These ads would push out to all the Twitter clients, too, and would work exactly like Google Adwords, scanning your Twitter bio, the things you typically tweet about, trending topics, and the tweets within your timeline, and be as relevant as possible. The goal is, after all, for you to click on them.
Delivering ads based on trending topics alone could be a hugely successful – after all, they are trending for a reason – although Twitter would need to work harder to stop spammers gaming the trending topics feature.
Every 25 tweets might be too often, or it might not be often enough. It might have to be impressions per hour. A little experimentation is in order. Some coding wizardry would also need to be implemented so that ads didn’t just scroll off your screen if you’re following a gazillion people.
Don’t like the ads? Pay your dollar, or whatever rate Twitter decides is fair.
This gives us two monetisation streams for Twitter.
- Subscriptions, and
As with everything else in life, more subs means you can sell more ads. And business needn’t worry too much about those paying customers, because an awful lot of people, and all newcomers, would choose to access the service for free.
I’d also like to see Twitter incorporate Reddit and Facebook’s stance on adverts and let you vote them up or down accordingly, querying your reasons why for the latter. This would further improve the quality of the ads that you see.
And if you decided you no longer wished to pay (or couldn’t pay), you simply dropped back to the free version of Twitter, and lost the extra features. All your tweets, etc, would be unaffected.
All of this means that everybody wins. Twitter wins, because they have a viable business model and two income streams. The users win, because Twitter could remain independent and continue to add features and grow. The power-users win, because they get to pay for a bigger slice of the pie and better stuff. And the casual user wins, because they can continue to access Twitter for the asking price of just a few adverts per day.

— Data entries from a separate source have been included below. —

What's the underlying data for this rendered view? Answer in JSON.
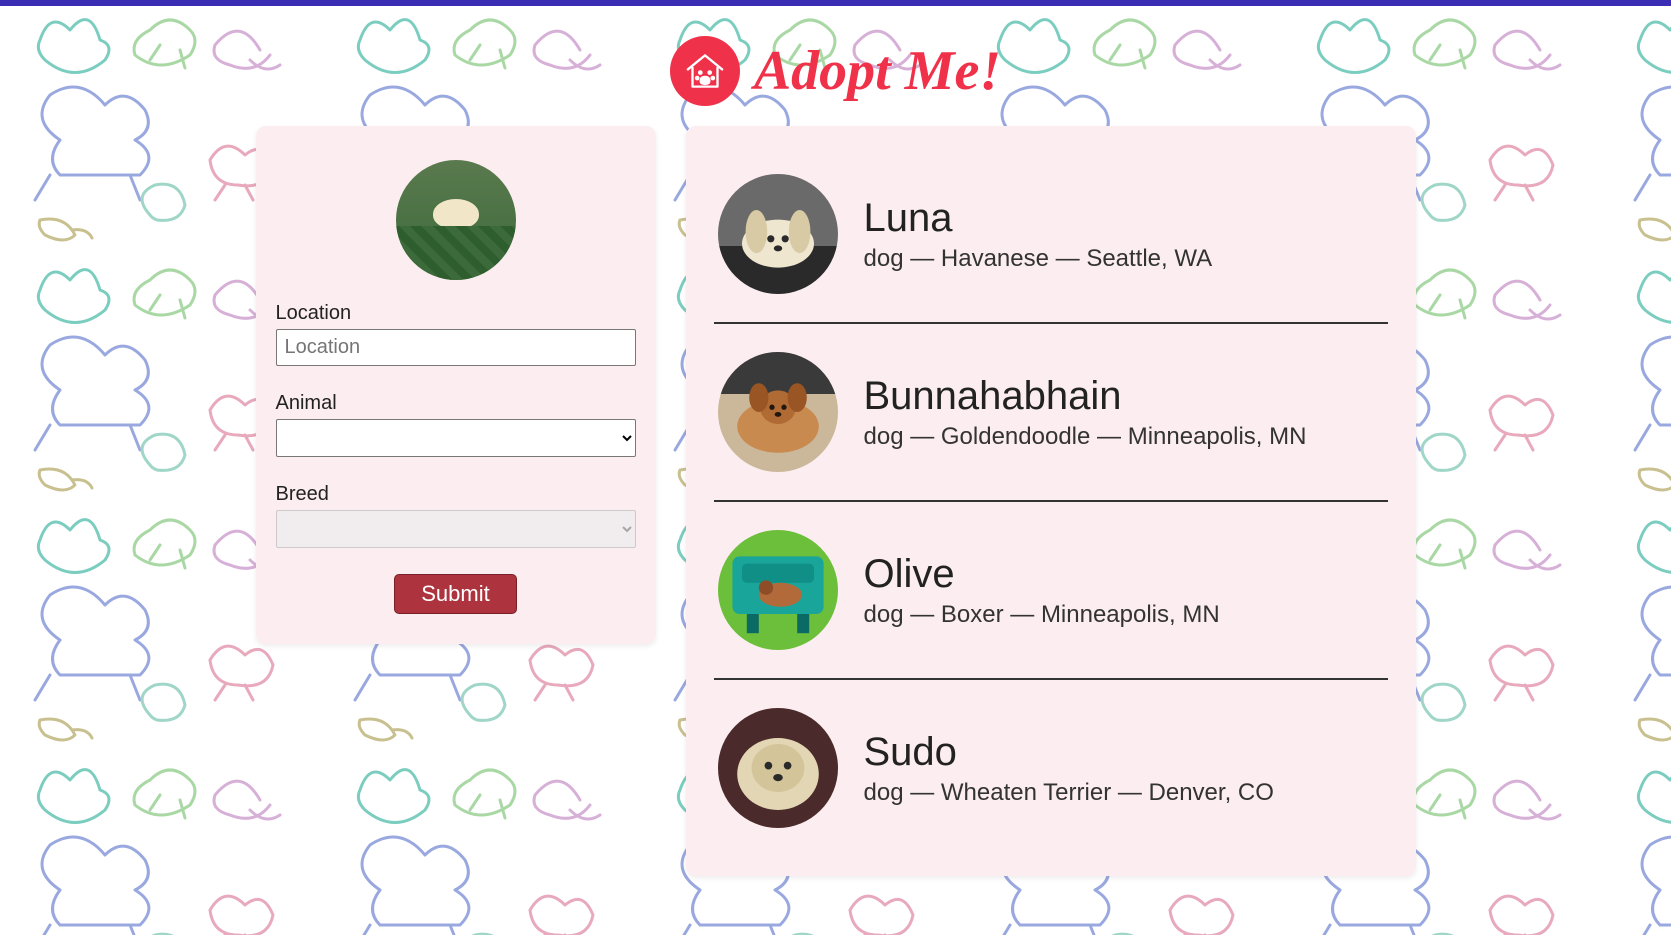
{
  "header": {
    "title": "Adopt Me!"
  },
  "search": {
    "location_label": "Location",
    "location_placeholder": "Location",
    "location_value": "",
    "animal_label": "Animal",
    "animal_value": "",
    "breed_label": "Breed",
    "breed_value": "",
    "submit_label": "Submit"
  },
  "results": [
    {
      "name": "Luna",
      "animal": "dog",
      "breed": "Havanese",
      "location": "Seattle, WA"
    },
    {
      "name": "Bunnahabhain",
      "animal": "dog",
      "breed": "Goldendoodle",
      "location": "Minneapolis, MN"
    },
    {
      "name": "Olive",
      "animal": "dog",
      "breed": "Boxer",
      "location": "Minneapolis, MN"
    },
    {
      "name": "Sudo",
      "animal": "dog",
      "breed": "Wheaten Terrier",
      "location": "Denver, CO"
    }
  ]
}
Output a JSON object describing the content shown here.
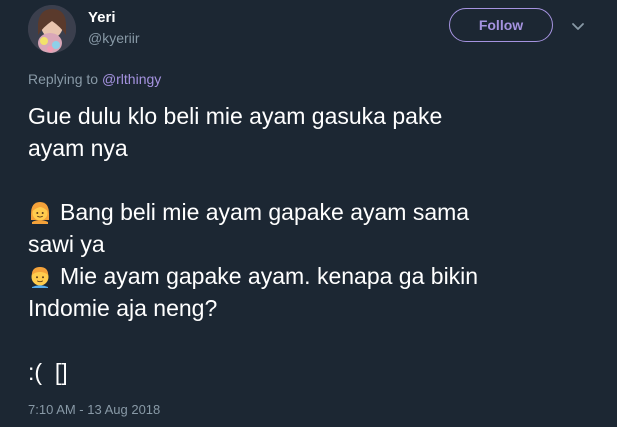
{
  "user": {
    "display_name": "Yeri",
    "handle": "@kyeriir"
  },
  "header": {
    "follow_label": "Follow"
  },
  "reply": {
    "prefix": "Replying to ",
    "mention": "@rlthingy"
  },
  "tweet": {
    "line1": "Gue dulu klo beli mie ayam gasuka pake",
    "line2": "ayam nya",
    "line3": "Bang beli mie ayam gapake ayam sama",
    "line4": "sawi ya",
    "line5": "Mie ayam gapake ayam. kenapa ga bikin",
    "line6": "Indomie aja neng?",
    "line7": ":(  []",
    "emoji1": "girl-emoji",
    "emoji2": "man-emoji"
  },
  "timestamp": "7:10 AM - 13 Aug 2018",
  "colors": {
    "background": "#1c2733",
    "accent": "#a593e0",
    "muted": "#8899a6",
    "text": "#ffffff"
  }
}
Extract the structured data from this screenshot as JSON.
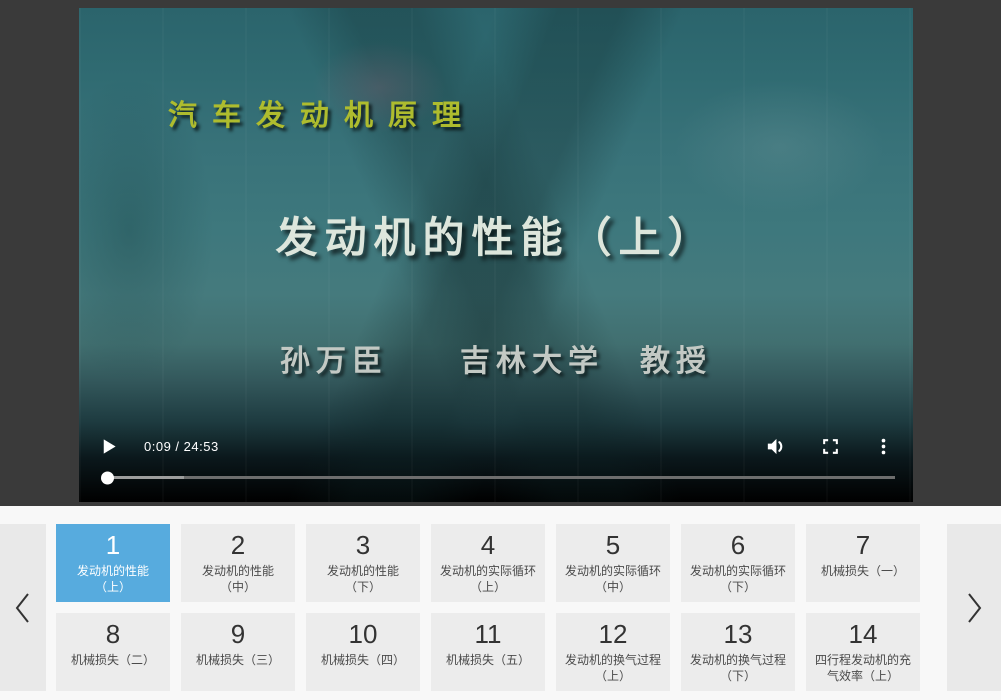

If Spotify really takes off, and there’s every indication that it will, Twitter doesn’t need to look much further for a very workable and network-acceptable business plan. It’s all right there, happening in front of our eyes.
I don’t see much of a downside. You?